TO DO: Set down all of the records exactly.

===== EXERCISE INPUTS

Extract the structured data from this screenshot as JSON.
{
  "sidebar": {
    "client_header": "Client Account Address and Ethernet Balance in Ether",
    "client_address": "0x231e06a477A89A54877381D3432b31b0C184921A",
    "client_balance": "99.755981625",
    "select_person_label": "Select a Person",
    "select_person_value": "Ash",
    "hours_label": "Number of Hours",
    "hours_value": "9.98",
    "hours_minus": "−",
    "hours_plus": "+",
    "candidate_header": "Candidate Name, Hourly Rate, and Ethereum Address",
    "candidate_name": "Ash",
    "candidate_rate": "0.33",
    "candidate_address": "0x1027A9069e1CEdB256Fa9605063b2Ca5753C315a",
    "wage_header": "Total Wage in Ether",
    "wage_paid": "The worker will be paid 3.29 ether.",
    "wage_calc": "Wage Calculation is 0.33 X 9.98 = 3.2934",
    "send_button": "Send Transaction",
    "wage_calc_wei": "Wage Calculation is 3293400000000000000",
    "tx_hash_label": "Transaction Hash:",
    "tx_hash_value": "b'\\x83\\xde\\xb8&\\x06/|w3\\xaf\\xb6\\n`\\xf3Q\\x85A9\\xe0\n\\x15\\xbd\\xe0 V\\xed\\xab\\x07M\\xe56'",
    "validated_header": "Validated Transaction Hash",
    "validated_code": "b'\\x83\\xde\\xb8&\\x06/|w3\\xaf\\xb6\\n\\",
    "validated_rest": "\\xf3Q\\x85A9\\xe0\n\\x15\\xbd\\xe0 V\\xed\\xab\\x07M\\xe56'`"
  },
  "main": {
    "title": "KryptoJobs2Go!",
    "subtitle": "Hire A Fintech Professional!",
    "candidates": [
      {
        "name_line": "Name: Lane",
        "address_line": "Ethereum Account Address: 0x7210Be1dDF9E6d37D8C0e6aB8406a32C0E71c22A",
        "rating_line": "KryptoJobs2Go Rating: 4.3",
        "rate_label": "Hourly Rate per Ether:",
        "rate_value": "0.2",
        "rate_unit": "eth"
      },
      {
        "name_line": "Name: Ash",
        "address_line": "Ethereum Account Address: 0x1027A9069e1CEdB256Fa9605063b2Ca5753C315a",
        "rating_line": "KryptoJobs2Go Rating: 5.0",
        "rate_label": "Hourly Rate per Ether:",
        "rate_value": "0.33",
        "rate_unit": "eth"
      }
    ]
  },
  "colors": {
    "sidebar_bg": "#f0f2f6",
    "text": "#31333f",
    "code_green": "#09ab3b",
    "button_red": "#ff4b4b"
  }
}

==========

SOLUTION FOR THIS EXERCISE:
Extract the structured data from this screenshot as JSON.
{
  "sidebar": {
    "client_header": "Client Account Address and Ethernet Balance in Ether",
    "client_address": "0x231e06a477A89A54877381D3432b31b0C184921A",
    "client_balance": "99.755981625",
    "select_person_label": "Select a Person",
    "select_person_value": "Ash",
    "hours_label": "Number of Hours",
    "hours_value": "9.98",
    "hours_minus": "−",
    "hours_plus": "+",
    "candidate_header": "Candidate Name, Hourly Rate, and Ethereum Address",
    "candidate_name": "Ash",
    "candidate_rate": "0.33",
    "candidate_address": "0x1027A9069e1CEdB256Fa9605063b2Ca5753C315a",
    "wage_header": "Total Wage in Ether",
    "wage_paid": "The worker will be paid 3.29 ether.",
    "wage_calc": "Wage Calculation is 0.33 X 9.98 = 3.2934",
    "send_button": "Send Transaction",
    "wage_calc_wei": "Wage Calculation is 3293400000000000000",
    "tx_hash_label": "Transaction Hash:",
    "tx_hash_value": "b'\\x83\\xde\\xb8&\\x06/|w3\\xaf\\xb6\\n`\\xf3Q\\x85A9\\xe0\n\\x15\\xbd\\xe0 V\\xed\\xab\\x07M\\xe56'",
    "validated_header": "Validated Transaction Hash",
    "validated_code": "b'\\x83\\xde\\xb8&\\x06/|w3\\xaf\\xb6\\n\\",
    "validated_rest": "\\xf3Q\\x85A9\\xe0\n\\x15\\xbd\\xe0 V\\xed\\xab\\x07M\\xe56'`"
  },
  "main": {
    "title": "KryptoJobs2Go!",
    "subtitle": "Hire A Fintech Professional!",
    "candidates": [
      {
        "name_line": "Name: Lane",
        "address_line": "Ethereum Account Address: 0x7210Be1dDF9E6d37D8C0e6aB8406a32C0E71c22A",
        "rating_line": "KryptoJobs2Go Rating: 4.3",
        "rate_label": "Hourly Rate per Ether:",
        "rate_value": "0.2",
        "rate_unit": "eth"
      },
      {
        "name_line": "Name: Ash",
        "address_line": "Ethereum Account Address: 0x1027A9069e1CEdB256Fa9605063b2Ca5753C315a",
        "rating_line": "KryptoJobs2Go Rating: 5.0",
        "rate_label": "Hourly Rate per Ether:",
        "rate_value": "0.33",
        "rate_unit": "eth"
      }
    ]
  },
  "colors": {
    "sidebar_bg": "#f0f2f6",
    "text": "#31333f",
    "code_green": "#09ab3b",
    "button_red": "#ff4b4b"
  }
}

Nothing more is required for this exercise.